3. MSU has had a great string of quarterbacks with Brian Hoyer, Kirk Cousins and Connor Cook. But the position has been in flux all season. What's the current situation there and how has it impacted the offense?
QB hasn’t been an issue this year. Offensive and defensive line has hurt the Spartans and terrible play calling at critical moments. MSU is loaded with QB talent with more in the pipeline. The QB plays hasn’t been world class, but far from the reason why the Spartans are losing.
4. Despite having a likely top-10 pick in Malik McDowell, Michigan State's defense has struggled greatly. Why?
One player can’t make a defense. However one can impact it. Good or bad. If you go back and look at a game earlier this year in which Malik McDowell was suspended for the first half, they played better. MSU has suffered the loss of six defensive linemen from last year. That is a killer.
5. How has Jim Harbaugh's presence at Michigan impacted Dantonio and Michigan State?
Not at all. UM always got the attention. Harbaugh doesn’t cheat and while some think he can be annoying, Dantonio respects him
Also, what is your prediction for Saturday's game?
MSU has superior talent. Lovie Smith will do great at Illinois. The Illini do not have the horses, but hard work beats talent, when talent doesn’t work hard. Illinois will fight. MSU should be able to just be the more talented team and win.
Keys to the game
1. Sack the Spartans: The Michigan State quarterbacks are hobbled and the offensive line (allowing 2.3 sacks per game). is struggling. The talented but so-far underachieving Illini front four must create havoc in the backfield for Illinois to have a chance.
2. Win the takeaway battle: This could be a key every week, but this is a must for Illinois every week given its deficiencies on offense and its propensity to give up big plays on defense. While the Illini have 14 takeaways this season, three of those came against Murray State and five came against Rutgers. So that comes out to just one takeaway per game over the other six. Lovie Smith prides himself on takeaways.
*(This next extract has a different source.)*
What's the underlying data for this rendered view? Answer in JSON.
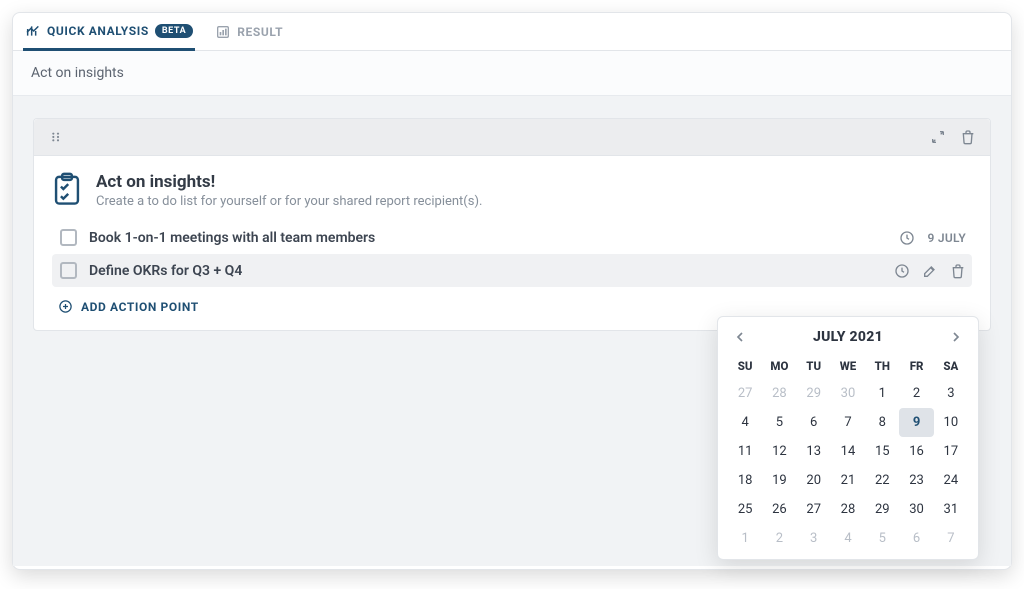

His defense must create more of them.
3. Special teams success: Illinois ranks 10th in the Big Ten in kickoff returns (19.6 ypr) and last in punt returns (4.1 ypr). It also ranks 11th in kickoff coverage and 10th in net punting. Illinois has blocked just one kick/punt. Simply, the Ilini are losing the third phase. It's time for a big play from Bob Ligashesky's crew.
Which team still has fire in its belly? Though expectations were a bit higher in Champaign, no one's that surprised that Illinois - barring a huge shocker -- is not going to a bowl game this season. But Michigan State was ranked in the top-10 just six weeks ago and now may finish below Indiana and Maryland in the Big Ten standings.
Sparty has been the Big Ten's biggest disappointment this season. The rise of Michigan and internal chemistry issues seem to have taken a toll on Mark Dantonio's program, which appears at a crossroads. But the Spartans still have a chance to end the season on a high note, starting Saturday. MSU still has Illinois, Rutgers, Ohio State and Penn State. Given how it performed against Michigan (totaling more yards against the Wolverines than of their previous opponents), Michigan State will be favored in its next two games and at least has a chance in the last two.
Illinois, meanwhile, is in the midst of a lost season. They missed two of their biggest opportunities in winnable games (home losses to Purdue and Minnesota) by shooting themselves in the foot too many times. The coaching staff increasingly is trotting out its youngest players to build for the future -- which has its highs and lows. The prospect of a possible Wes Lunt return could give the Illini a boost, but how big? This offense simply lacks playmakers -- especially with Malik Turner and Ke'Shawn Vaughn still possibly dinged up -- and the defense still lacks the strength and discipline to win Big Ten games.
Michigan State and Illinois both have been bad teams this season. But give the edge to the more talented bad team.